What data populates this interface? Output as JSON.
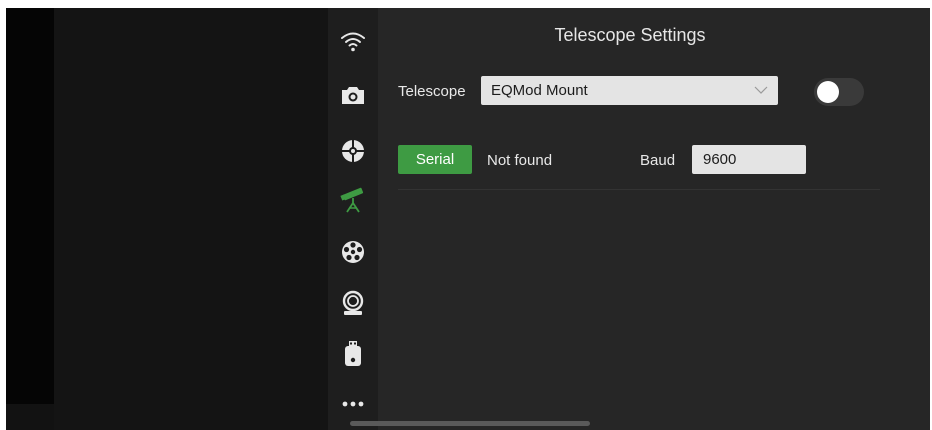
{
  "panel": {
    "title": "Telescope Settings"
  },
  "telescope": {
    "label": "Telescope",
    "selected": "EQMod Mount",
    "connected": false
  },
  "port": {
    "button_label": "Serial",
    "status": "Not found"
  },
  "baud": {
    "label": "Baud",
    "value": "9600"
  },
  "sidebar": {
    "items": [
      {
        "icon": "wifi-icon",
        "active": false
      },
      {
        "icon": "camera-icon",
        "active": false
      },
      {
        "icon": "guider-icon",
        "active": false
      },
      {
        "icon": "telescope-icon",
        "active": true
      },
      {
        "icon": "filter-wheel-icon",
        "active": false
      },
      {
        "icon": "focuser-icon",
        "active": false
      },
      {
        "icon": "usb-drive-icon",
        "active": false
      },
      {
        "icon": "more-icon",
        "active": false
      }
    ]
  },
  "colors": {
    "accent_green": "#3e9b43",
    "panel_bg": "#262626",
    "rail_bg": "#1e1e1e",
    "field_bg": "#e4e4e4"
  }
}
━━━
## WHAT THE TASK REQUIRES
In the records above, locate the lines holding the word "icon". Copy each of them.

## TASK RESULT
        "icon": "wifi-icon",
        "icon": "camera-icon",
        "icon": "guider-icon",
        "icon": "telescope-icon",
        "icon": "filter-wheel-icon",
        "icon": "focuser-icon",
        "icon": "usb-drive-icon",
        "icon": "more-icon",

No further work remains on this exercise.